After the Copernican Revolution, in which scientific consensus finally recognized that the Earth revolved around the Sun and not the reverse, it was still widely believed that the Sun was, nevertheless, the center of the universe. We now know, thanks to scientific astronomy, that the Sun is only one of billions of stars in the Milky Way galaxy — and is, in fact, more or less on the outskirts of that galaxy, almost midway between two of its major "arms" (see Wikipedia:Milky Way and Wikipedia:Orion Arm) — and that the Milky Way itself is only one of billions of galaxies in the observable universe. Furthermore, modern cosmology holds that there is no "center of the universe" (an implication of Einstein's theory of relativity).

The sun in religion[edit]

"Overnight I became a sun-worshipper. Well, not overnight, you can't see the sun at night. But first thing the next morning, I became a sun-worshipper. Several reasons. First of all, I can see the sun, okay? Unlike some other gods I could mention, I can actually see the sun."

George Carlin

The sun is enormously influential. Even primitive people can see that life on Earth depends on the sun. There is nothing quite like the sun in human experience. Therefore, a link is suspected between sun worship and monotheism. Many ancient religions from Europe and Asia taught that the sun rides through the sky in a chariot every day. Somehow the sun returns to the east to rise again the following morning. Different religions teach that the sun is male or female. Norse mythology imagined that the chariot with the sun runs through the sky with wolves chasing her. Nordic views on the sun. In the sky the sun looks small enough to fit in chariot and ancient people had no way of telling that the sun is very much bigger. The sky is often seen as a vault with the sun and moon running across it. That is how things look so Bronze Age people and Iron Age people did not know any better.

As the days become shorter in autumn primitive people may get fearful. They do not know the geometry of the Solar System. Therefore there is always the possibility that the days will keep on getting steadily shorter till the sun never rises again and life on Earth ends. During autumn there may be festivals with fires to strengthen the weakening sun and prevent the above calamity. A few days after the Winter Solstice or shortest day the Romans held the festival of Sol Invictus or unconquered sun. They celebrated because the sun had overcome the forces that shorten the days and was becoming stronger again. Coincidentally or not Christians celebrate Christmas just then.

Huitzilopochtli was an Aztec sun god. The Latin Americans had neither chariots nor wheels. They had no mythology about any chariot but their sun god needed regular human sacrifices.
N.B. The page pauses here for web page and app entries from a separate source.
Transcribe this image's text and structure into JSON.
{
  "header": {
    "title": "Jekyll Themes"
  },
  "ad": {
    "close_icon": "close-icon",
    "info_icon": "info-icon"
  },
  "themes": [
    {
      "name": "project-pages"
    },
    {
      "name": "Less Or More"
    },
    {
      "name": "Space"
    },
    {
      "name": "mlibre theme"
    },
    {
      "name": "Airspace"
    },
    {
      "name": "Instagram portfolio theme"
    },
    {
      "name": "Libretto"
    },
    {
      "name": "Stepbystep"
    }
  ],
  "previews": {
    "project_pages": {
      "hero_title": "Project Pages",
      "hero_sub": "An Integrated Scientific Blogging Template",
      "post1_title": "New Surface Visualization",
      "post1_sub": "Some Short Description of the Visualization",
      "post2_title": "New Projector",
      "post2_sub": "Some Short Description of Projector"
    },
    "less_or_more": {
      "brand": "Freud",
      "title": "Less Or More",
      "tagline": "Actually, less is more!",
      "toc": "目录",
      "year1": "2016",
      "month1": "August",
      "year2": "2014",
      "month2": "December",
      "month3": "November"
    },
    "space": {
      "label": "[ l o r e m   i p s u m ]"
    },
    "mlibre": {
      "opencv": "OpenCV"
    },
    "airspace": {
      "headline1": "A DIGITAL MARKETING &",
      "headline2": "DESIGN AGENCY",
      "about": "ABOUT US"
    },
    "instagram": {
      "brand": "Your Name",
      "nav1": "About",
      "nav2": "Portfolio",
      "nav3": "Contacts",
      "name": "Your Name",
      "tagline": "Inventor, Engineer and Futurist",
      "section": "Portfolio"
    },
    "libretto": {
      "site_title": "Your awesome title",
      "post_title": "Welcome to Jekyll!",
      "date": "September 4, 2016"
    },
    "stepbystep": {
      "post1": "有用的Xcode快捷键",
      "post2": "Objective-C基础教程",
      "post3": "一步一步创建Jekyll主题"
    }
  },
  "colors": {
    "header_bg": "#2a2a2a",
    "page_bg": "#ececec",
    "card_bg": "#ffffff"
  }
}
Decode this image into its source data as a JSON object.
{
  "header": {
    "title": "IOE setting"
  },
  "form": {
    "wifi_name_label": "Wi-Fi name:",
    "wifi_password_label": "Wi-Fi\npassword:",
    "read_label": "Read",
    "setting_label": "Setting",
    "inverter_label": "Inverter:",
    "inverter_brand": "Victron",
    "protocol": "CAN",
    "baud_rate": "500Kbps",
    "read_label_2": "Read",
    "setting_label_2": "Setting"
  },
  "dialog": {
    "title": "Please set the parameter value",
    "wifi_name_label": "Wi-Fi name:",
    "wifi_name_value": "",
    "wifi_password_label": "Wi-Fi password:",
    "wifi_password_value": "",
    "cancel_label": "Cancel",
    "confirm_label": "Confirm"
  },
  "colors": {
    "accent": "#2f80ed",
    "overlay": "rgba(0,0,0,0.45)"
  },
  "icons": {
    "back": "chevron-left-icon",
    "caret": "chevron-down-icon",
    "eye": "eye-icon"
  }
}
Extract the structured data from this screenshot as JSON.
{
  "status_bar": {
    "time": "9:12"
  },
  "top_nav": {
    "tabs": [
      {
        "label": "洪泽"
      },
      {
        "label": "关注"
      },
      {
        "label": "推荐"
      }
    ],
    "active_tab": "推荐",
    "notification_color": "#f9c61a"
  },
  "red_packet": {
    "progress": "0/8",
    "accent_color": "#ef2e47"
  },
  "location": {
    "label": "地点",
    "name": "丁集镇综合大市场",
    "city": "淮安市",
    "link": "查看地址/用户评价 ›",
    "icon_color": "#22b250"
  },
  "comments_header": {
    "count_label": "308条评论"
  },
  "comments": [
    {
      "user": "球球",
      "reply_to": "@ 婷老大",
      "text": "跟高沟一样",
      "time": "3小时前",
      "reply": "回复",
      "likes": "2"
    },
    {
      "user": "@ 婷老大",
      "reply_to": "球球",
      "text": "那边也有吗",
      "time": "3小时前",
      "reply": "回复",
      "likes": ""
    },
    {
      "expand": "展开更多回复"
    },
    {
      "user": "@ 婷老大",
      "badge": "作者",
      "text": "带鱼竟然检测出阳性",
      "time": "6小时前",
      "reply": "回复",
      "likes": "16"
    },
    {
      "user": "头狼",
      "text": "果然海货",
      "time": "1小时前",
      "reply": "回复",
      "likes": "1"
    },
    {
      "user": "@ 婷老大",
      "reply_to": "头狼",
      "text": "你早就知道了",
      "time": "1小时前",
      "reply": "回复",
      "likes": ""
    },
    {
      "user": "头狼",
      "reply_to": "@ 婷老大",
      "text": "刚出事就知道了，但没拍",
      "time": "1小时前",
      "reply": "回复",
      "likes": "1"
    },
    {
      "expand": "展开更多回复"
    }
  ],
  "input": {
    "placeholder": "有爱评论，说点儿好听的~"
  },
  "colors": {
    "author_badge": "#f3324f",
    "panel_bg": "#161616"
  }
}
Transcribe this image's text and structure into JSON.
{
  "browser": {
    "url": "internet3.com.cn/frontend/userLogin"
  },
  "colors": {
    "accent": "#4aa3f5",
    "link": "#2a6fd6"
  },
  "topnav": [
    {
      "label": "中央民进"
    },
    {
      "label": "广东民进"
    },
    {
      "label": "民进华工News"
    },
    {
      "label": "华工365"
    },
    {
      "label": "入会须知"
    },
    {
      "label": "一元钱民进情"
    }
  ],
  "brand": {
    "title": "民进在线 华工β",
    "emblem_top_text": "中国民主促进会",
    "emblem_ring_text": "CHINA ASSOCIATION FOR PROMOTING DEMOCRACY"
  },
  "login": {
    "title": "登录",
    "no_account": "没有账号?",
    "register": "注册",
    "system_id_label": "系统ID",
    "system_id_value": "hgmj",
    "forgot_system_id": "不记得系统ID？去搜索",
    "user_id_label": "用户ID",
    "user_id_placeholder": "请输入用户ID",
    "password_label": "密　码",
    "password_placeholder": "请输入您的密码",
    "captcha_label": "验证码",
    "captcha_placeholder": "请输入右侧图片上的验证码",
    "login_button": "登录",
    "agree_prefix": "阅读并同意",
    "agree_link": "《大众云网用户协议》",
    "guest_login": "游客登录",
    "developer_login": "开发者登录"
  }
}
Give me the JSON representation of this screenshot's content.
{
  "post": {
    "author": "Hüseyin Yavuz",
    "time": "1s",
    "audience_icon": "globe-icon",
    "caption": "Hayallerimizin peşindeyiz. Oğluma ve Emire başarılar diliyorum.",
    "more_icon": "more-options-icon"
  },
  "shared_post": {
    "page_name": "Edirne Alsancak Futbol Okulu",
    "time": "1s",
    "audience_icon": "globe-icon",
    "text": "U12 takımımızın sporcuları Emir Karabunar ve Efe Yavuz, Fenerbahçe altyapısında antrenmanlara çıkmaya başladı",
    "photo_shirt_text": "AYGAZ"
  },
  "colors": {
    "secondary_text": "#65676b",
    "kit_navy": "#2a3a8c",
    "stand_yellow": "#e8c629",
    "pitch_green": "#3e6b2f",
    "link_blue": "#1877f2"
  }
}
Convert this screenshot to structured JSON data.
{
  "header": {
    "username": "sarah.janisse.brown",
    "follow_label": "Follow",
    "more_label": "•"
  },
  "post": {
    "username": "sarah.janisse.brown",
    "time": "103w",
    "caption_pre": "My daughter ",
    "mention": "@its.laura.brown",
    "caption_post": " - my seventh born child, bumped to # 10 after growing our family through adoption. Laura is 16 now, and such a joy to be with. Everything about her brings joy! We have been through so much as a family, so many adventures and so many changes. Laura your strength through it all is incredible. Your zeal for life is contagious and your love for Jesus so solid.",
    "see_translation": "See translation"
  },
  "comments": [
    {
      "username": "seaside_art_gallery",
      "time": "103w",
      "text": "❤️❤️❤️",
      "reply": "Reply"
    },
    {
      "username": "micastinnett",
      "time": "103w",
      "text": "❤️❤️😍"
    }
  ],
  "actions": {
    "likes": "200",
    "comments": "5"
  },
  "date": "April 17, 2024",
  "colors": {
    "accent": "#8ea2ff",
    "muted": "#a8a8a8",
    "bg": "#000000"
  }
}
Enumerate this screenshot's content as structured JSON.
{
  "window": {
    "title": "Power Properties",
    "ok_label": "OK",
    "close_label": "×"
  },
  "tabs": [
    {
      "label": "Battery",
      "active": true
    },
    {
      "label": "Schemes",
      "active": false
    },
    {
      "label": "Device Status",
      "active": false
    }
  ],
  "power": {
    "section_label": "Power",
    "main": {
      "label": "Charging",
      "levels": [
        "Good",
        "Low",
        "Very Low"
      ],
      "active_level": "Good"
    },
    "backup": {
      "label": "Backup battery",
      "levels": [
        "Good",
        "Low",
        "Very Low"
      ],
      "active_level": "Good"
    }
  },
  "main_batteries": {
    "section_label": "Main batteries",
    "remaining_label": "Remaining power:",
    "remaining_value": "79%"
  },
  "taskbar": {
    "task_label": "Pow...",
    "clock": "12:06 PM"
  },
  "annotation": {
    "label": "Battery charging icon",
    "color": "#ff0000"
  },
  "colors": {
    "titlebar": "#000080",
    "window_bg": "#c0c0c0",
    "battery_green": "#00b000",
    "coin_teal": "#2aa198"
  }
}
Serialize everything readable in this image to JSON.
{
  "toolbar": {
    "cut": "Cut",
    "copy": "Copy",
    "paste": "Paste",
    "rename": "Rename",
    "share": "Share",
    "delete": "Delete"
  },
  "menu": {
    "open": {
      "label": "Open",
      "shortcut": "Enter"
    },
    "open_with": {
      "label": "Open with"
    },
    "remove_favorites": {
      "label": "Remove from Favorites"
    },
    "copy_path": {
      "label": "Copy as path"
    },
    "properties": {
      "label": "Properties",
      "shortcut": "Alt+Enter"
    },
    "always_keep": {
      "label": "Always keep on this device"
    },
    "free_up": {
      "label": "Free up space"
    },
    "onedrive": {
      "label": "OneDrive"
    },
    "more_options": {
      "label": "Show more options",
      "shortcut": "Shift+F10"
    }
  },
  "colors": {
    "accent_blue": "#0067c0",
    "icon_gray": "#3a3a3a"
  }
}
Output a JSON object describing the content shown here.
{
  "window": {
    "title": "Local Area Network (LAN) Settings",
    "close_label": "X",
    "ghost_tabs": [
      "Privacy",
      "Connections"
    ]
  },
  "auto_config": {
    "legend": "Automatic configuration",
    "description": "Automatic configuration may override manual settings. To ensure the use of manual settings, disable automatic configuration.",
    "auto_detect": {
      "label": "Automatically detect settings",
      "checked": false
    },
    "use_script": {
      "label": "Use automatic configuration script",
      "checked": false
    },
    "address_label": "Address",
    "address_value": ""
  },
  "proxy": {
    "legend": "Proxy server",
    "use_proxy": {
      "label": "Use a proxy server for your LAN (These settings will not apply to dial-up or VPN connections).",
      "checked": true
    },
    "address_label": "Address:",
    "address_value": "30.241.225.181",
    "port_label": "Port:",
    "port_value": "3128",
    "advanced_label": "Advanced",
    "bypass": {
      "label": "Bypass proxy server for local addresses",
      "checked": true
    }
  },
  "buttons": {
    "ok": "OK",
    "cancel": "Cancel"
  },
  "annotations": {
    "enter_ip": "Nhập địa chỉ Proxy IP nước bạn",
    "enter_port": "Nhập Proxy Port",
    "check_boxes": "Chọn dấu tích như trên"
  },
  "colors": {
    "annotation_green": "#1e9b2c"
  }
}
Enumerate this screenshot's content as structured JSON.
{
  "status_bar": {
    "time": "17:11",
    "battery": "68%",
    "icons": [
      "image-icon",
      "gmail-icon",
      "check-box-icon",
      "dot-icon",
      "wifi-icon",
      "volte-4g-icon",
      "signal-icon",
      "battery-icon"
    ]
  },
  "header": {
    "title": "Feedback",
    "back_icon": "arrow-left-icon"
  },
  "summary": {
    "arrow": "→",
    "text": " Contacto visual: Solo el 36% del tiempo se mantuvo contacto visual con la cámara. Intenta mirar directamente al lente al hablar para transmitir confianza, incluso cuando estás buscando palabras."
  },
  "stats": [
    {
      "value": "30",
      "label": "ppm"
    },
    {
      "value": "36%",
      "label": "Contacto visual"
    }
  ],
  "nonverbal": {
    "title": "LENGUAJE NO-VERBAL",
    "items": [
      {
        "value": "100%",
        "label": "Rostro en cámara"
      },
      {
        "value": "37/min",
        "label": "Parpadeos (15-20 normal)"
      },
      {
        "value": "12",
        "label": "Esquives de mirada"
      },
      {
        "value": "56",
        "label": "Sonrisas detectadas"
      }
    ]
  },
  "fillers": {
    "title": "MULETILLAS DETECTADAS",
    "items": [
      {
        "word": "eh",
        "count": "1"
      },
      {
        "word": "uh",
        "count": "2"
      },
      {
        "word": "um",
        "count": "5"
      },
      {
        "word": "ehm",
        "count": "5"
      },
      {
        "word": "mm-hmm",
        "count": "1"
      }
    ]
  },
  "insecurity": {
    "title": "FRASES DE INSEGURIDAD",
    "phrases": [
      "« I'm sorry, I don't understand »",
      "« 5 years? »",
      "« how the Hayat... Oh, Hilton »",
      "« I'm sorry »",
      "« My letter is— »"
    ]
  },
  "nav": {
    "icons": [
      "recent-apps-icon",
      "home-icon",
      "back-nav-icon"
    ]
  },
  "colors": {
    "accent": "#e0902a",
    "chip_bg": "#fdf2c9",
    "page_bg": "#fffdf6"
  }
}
Without human sacrifices the sun might refuse to move through the sky and might not have the strength to prevent the end of the world which was liable to happen once every 52 years.

Some apologetic arguments are based on a misunderstanding of the role of the sun, such as the argument from the second law of thermodynamics.


Some Christian apologists claim that solar fusion is a myth. [1]

See also[edit]